Task prompt. All lines in the records below that hold "this" are to be shown.

*** Raw data ***

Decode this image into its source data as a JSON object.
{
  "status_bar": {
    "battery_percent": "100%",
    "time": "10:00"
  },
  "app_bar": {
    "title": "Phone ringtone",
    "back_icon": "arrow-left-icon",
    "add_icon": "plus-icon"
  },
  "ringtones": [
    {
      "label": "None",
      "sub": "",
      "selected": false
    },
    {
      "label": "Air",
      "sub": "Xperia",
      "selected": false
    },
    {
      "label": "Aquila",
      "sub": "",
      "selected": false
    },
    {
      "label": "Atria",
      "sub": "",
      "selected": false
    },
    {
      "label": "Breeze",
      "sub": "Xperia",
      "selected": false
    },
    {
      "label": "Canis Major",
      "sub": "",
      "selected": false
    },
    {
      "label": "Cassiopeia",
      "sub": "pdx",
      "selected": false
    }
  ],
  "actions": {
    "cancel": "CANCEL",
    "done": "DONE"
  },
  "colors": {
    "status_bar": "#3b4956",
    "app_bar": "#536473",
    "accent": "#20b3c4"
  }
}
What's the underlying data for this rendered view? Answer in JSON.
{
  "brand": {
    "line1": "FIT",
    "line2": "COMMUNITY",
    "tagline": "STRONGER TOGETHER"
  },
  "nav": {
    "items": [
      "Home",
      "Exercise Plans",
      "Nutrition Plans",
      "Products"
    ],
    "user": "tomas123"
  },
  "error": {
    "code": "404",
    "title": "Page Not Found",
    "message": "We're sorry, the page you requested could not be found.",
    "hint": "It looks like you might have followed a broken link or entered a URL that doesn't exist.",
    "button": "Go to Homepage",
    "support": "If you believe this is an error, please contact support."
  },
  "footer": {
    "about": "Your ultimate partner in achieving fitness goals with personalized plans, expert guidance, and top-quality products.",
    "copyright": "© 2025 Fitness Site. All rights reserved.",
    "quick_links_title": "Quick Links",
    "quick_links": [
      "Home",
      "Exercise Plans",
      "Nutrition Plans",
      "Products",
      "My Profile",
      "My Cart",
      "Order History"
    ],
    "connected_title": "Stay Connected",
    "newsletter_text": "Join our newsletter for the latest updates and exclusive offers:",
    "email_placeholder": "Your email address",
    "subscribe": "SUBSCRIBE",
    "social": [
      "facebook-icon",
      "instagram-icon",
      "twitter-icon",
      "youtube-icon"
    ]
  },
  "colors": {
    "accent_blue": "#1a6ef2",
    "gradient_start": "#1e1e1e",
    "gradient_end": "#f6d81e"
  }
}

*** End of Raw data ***

Solution.
Decode this image into its source data as a JSON object.
What's the underlying data for this rendered view? Answer in JSON.
    "support": "If you believe this is an error, please contact support."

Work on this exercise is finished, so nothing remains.